“Then everyone gets a bit upset when it is not adopted because the operator, the customer, is quite rightly looking at what they are suggesting and thinking ‘well if we do that then we’re going to have to change X,Y and Z’ and that has massive cost implication.”
Among the efforts of the OGTC is the TechX accelerator programme, backed by operator BP, which will see ten SMEs go through a mentoring scheme.
Each firm will receive £25,000 for the project, which starts next month, with the potential to earn £75,000 more over the 16-week programme.
Then, following a 12-month incubator, the top two companies could receive a further £100,000.
TechX is aimed at developing technology which could “transform” the future of the energy sector on a global scale.
During his speech Mr Sheal asked the audience to think about how innovation is achieved, and urged them to try to have a more “constructive” relationship with operators.
“Our experience in talking to the operators is that they are quite open to trying out new ideas as long as you frame then in the right way.
“What we try to do is shared risk, so we bring the operators together in projects where maybe one or two operators will try the technology.
“It’s a very innovative model that we have and I would encourage you to come and speak to us if you have a technology idea.
“I want you to share your stories with each other. The challenge is think about how we interact with the operators in a more constructive way, don’t dismiss their risk appetite. Think about your innovation process.”
He also spoke about the challenges ahead for the OGTC having now completed its first year in operation.
He added: “Everyone is really delighted with our first year at the OGTC, we think it’s been a good start but we’re not complacent at all.
“We know there’s going to be a lot of challenges, and at some point people will start to look at us and say ‘you’re not doing enough to make a difference, you’re not investing in the right technologies.’
“We’re fully aware of that and we’re willing to have the conversation openly and transparently so that we make sure that we are doing the right things and that you hold us accountable. We’re holding ourselves very much accountable.

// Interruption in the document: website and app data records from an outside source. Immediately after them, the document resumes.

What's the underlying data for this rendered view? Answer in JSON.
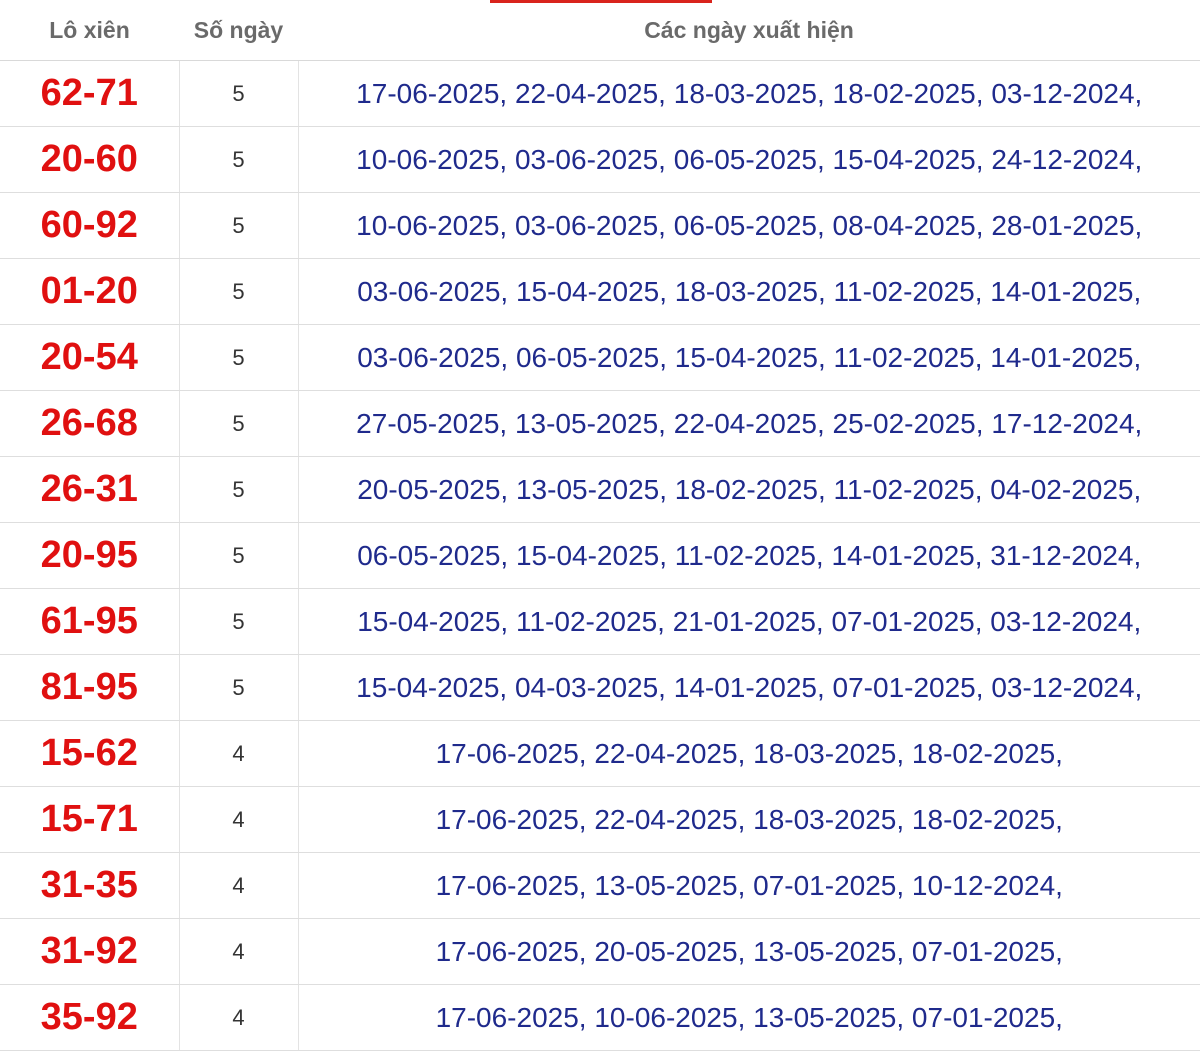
{
  "header": {
    "pair": "Lô xiên",
    "days": "Số ngày",
    "dates": "Các ngày xuất hiện"
  },
  "rows": [
    {
      "pair": "62-71",
      "days": "5",
      "dates": "17-06-2025, 22-04-2025, 18-03-2025, 18-02-2025, 03-12-2024,"
    },
    {
      "pair": "20-60",
      "days": "5",
      "dates": "10-06-2025, 03-06-2025, 06-05-2025, 15-04-2025, 24-12-2024,"
    },
    {
      "pair": "60-92",
      "days": "5",
      "dates": "10-06-2025, 03-06-2025, 06-05-2025, 08-04-2025, 28-01-2025,"
    },
    {
      "pair": "01-20",
      "days": "5",
      "dates": "03-06-2025, 15-04-2025, 18-03-2025, 11-02-2025, 14-01-2025,"
    },
    {
      "pair": "20-54",
      "days": "5",
      "dates": "03-06-2025, 06-05-2025, 15-04-2025, 11-02-2025, 14-01-2025,"
    },
    {
      "pair": "26-68",
      "days": "5",
      "dates": "27-05-2025, 13-05-2025, 22-04-2025, 25-02-2025, 17-12-2024,"
    },
    {
      "pair": "26-31",
      "days": "5",
      "dates": "20-05-2025, 13-05-2025, 18-02-2025, 11-02-2025, 04-02-2025,"
    },
    {
      "pair": "20-95",
      "days": "5",
      "dates": "06-05-2025, 15-04-2025, 11-02-2025, 14-01-2025, 31-12-2024,"
    },
    {
      "pair": "61-95",
      "days": "5",
      "dates": "15-04-2025, 11-02-2025, 21-01-2025, 07-01-2025, 03-12-2024,"
    },
    {
      "pair": "81-95",
      "days": "5",
      "dates": "15-04-2025, 04-03-2025, 14-01-2025, 07-01-2025, 03-12-2024,"
    },
    {
      "pair": "15-62",
      "days": "4",
      "dates": "17-06-2025, 22-04-2025, 18-03-2025, 18-02-2025,"
    },
    {
      "pair": "15-71",
      "days": "4",
      "dates": "17-06-2025, 22-04-2025, 18-03-2025, 18-02-2025,"
    },
    {
      "pair": "31-35",
      "days": "4",
      "dates": "17-06-2025, 13-05-2025, 07-01-2025, 10-12-2024,"
    },
    {
      "pair": "31-92",
      "days": "4",
      "dates": "17-06-2025, 20-05-2025, 13-05-2025, 07-01-2025,"
    },
    {
      "pair": "35-92",
      "days": "4",
      "dates": "17-06-2025, 10-06-2025, 13-05-2025, 07-01-2025,"
    }
  ],
  "colors": {
    "pair": "#e01010",
    "dates": "#1f2a8c",
    "header": "#6a6a6a",
    "accent": "#d9231c"
  }
}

“We’ve got a sense that we’re going through a bit of a paradigm shift, not just in our culture but in our industry, things are changing quite radically.
“I think there is a fantastic opportunity for technology and innovation.”